Let’s face it. We all have the tendency to blame, especially when we are feeling defensive in the presence of disappointment, pain or vulnerability.
Blaming is a common reaction, because when we want to protect ourselves, we employ cause and effect reasoning (THIS happened because of THAT). It gives us the impression that we have control over avoiding future pitfalls. For many, the blaming mode eventually subsides, allowing for movement towards some form of acceptance and mindful response to the situation at hand. Some people, however, develop ongoing patterns of long lasting blame when things go wrong, either by blaming others or by blaming themselves.

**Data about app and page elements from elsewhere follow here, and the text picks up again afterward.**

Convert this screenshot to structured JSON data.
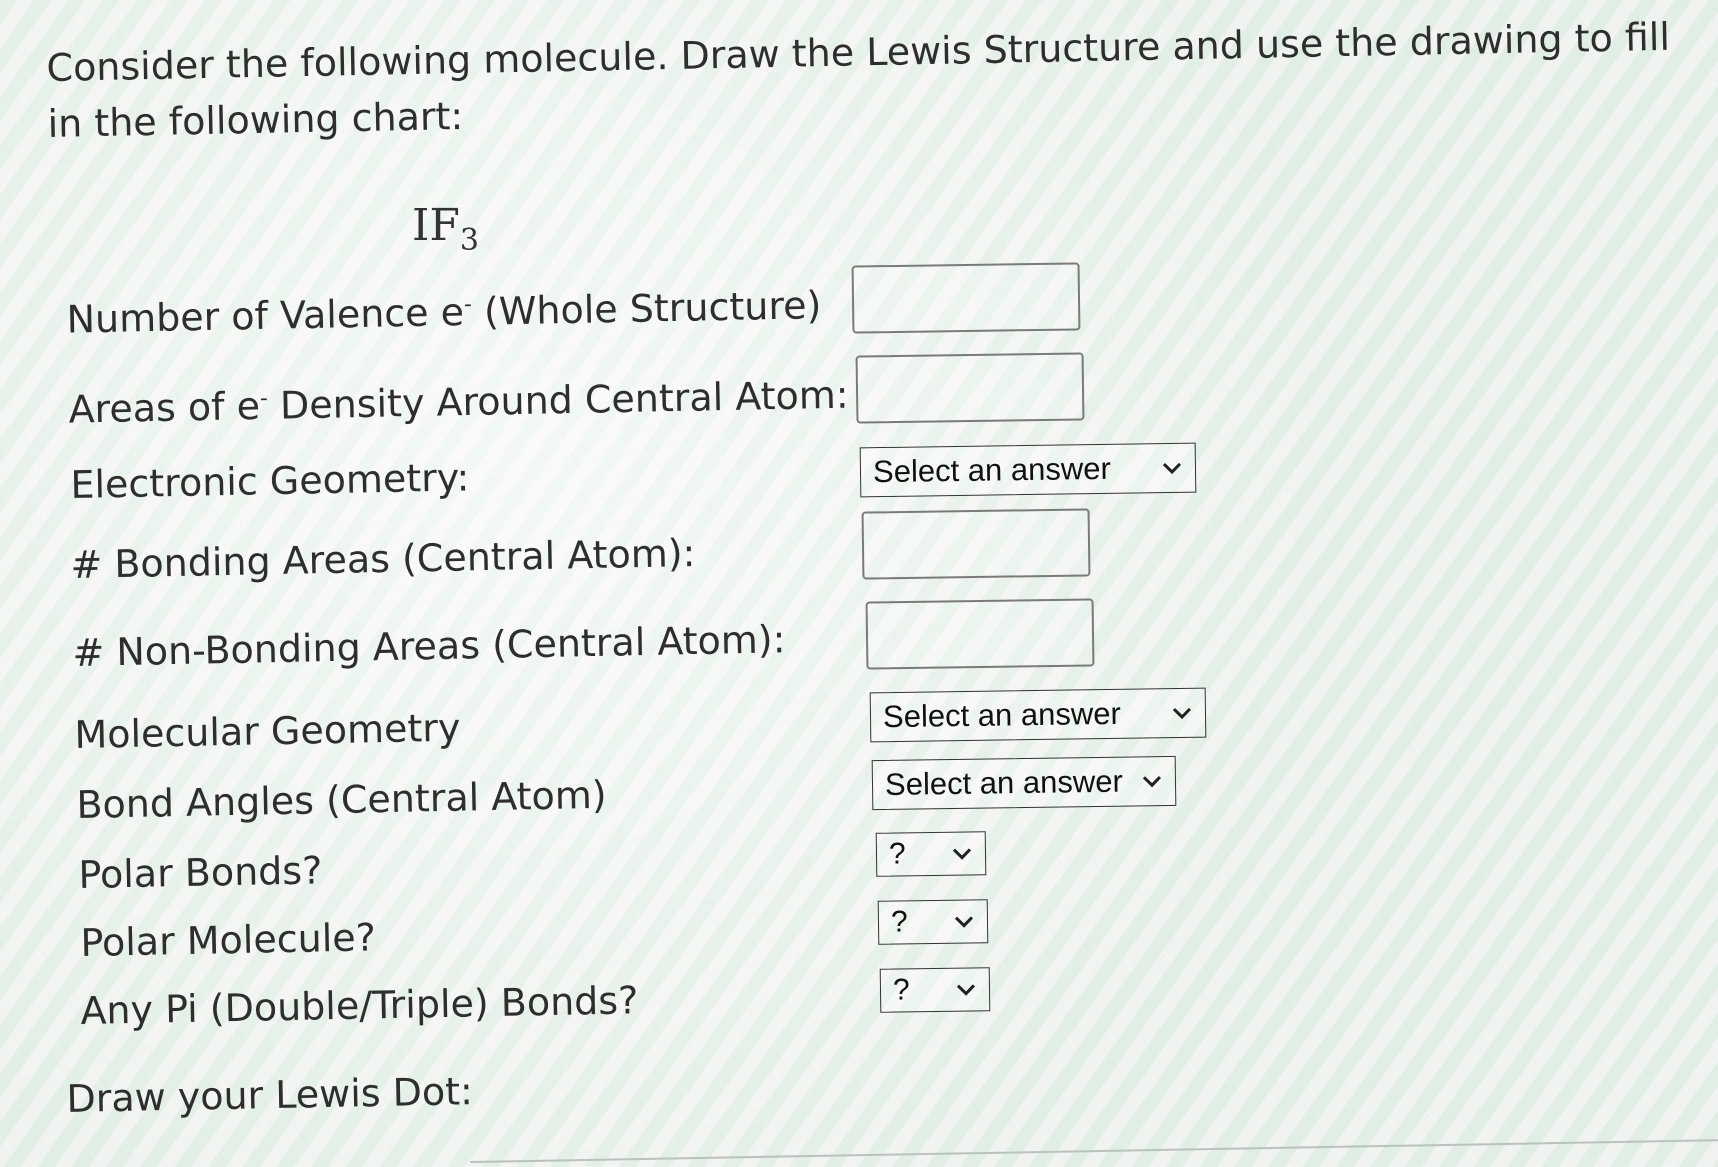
{
  "intro": "Consider the following molecule. Draw the Lewis Structure and use the drawing to fill in the following chart:",
  "formula": {
    "base": "IF",
    "subscript": "3"
  },
  "rows": {
    "valence": {
      "label_a": "Number of Valence e",
      "sup": "-",
      "label_b": " (Whole Structure)",
      "value": ""
    },
    "density": {
      "label_a": "Areas of e",
      "sup": "-",
      "label_b": " Density Around Central Atom:",
      "value": ""
    },
    "electronic_geometry": {
      "label": "Electronic Geometry:",
      "selected": "Select an answer"
    },
    "bonding": {
      "label": "# Bonding Areas (Central Atom):",
      "value": ""
    },
    "nonbonding": {
      "label": "# Non-Bonding Areas (Central Atom):",
      "value": ""
    },
    "molecular_geometry": {
      "label": "Molecular Geometry",
      "selected": "Select an answer"
    },
    "bond_angles": {
      "label": "Bond Angles (Central Atom)",
      "selected": "Select an answer"
    },
    "polar_bonds": {
      "label": "Polar Bonds?",
      "selected": "?"
    },
    "polar_molecule": {
      "label": "Polar Molecule?",
      "selected": "?"
    },
    "pi_bonds": {
      "label": "Any Pi (Double/Triple) Bonds?",
      "selected": "?"
    }
  },
  "draw_label": "Draw your Lewis Dot:",
  "icons": {
    "dropdown": "chevron-down-icon"
  }
}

“Blame externalizers” hold other people responsible for their circumstances and even for their own behaviors. “It’s my boss’s fault that I drink every night”, says the employee who feels overwhelmed and undervalued at work. The “blame internalizers” jump to self-blame in the face of trying circumstances. “It’s all my fault”, thinks the child whose parent constantly lashes out at him, as he finds a way to feel like he has some control over his physical and emotional safety. Not only can pronounced patterns of blame create discontent in your relationships and roadblocks to your life goals, they can contribute to feelings of depression, anxiety and stagnation.
There are a variety of reasons why people continuously play the blame game. Those who have a tendency to blame others may be partaking in a type of “offensive-defensiveness”, meaning the outward expression of blame serves as a shield from internal feelings of helplessness, shame or invalidation. They perpetuate their role as victim, which results in toxic anger, alienating those around them, and further disempowerment. The need to be right (or more precisely the need not to be wrong) gets in the way of moving forward with the ability to put their energy into actions that would actually increase the likelihood of achieving happiness, connection and satisfaction.

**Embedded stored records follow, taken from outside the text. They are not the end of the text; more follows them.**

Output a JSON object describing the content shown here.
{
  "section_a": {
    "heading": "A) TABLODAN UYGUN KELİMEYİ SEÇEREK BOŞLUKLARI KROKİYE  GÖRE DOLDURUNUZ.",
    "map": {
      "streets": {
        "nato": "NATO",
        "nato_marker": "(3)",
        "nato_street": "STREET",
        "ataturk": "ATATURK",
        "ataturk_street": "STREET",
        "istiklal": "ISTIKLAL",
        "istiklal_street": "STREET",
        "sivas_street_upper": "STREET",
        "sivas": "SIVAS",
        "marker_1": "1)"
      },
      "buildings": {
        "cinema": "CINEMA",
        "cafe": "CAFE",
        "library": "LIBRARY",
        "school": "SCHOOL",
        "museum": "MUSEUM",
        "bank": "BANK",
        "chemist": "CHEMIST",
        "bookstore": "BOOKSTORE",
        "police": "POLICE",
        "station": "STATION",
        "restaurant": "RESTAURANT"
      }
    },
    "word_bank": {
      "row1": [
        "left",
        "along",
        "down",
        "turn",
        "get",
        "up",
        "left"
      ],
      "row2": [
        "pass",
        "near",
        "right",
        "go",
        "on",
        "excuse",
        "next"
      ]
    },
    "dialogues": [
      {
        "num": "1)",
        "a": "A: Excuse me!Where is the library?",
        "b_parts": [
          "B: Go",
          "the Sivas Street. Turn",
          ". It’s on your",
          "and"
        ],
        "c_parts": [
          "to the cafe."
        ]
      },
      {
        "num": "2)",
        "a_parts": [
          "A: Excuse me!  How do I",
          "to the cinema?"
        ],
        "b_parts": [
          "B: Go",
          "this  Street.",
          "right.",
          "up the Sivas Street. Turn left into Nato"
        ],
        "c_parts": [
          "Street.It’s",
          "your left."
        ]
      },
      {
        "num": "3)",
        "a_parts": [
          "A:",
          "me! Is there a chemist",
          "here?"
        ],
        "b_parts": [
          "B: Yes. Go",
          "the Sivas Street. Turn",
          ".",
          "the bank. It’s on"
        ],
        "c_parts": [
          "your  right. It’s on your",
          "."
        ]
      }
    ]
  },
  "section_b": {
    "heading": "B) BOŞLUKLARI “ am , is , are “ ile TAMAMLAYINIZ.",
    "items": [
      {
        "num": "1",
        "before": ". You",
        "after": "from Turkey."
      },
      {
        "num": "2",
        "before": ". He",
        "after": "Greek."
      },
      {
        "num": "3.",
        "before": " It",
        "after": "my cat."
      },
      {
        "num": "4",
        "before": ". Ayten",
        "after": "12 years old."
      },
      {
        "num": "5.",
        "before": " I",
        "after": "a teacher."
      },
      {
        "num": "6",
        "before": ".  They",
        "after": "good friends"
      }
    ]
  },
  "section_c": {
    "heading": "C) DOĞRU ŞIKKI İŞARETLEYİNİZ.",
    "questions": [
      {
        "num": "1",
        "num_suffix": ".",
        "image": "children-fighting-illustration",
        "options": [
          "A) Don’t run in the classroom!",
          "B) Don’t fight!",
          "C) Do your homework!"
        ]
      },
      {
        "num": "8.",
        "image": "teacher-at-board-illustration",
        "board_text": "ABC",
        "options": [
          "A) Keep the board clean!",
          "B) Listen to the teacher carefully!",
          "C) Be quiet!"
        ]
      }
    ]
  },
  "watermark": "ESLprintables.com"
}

Those who have a tendency toward self-blame may have issues related to perfectionism, control, self-doubt, and sometimes depression. Whenever something happens that feels threatening (whether physically or emotionally), their first reaction takes the form of finding fault within themselves. Their subsequent thoughts are focused on regret and fear around having made a mistake. They ruminate on how certain problems wouldn’t exist had they handled a situation differently or they might fixate on how one of their past choices caused their current predicament. This negative thinking cycle burdens the self-blamer with an unrealistic level of responsibility as it simultaneously erodes their self-esteem and self-confidence.
“Blamers” tend to seek therapy when they are experiencing inner turmoil, relationship problems and/or career dissatisfaction. With psychological exploration, they realize that they are being held captive by their own automatic reactions and continuous narratives pertaining to right and wrong or fair and unfair. Their knee jerk reactions have kept them stuck in the past, stuck in their thought processes, and stuck in patterns of behavior that repeatedly clash with their personal well being, i.e. having healthy relationships, a strong sense of confidence or feelings of fulfillment. I’ve often worked with clients who had been so consumed by blame, that they had become increasingly removed from their true desires in life. Therapy helped them get in touch with their genuine wants and needs related to personal and professional objectives, so that they could pursue an intentional road to success.
If you have been impacted by a traumatic event, an upsetting situation or an ongoing struggle, it can be highly productive to gain a comprehensive understanding of the circumstances, thoughts, feelings and reactions that have shaped your experience and its aftermath. Whether it’s an unfortunate incident, a conflicted relationship, a dead end job, or a long lasting family dynamic that causes you distress, gaining insight and perspective will not only help you to process the past, but enable you to take the reins on influencing your future. Seeking an in-depth understanding of your experience is very different from getting stuck in a mode of blaming yourself or others for your current existence. Establishing productive goals and navigating a path of clear intentions will enable you to locate the exit door out of the blame game.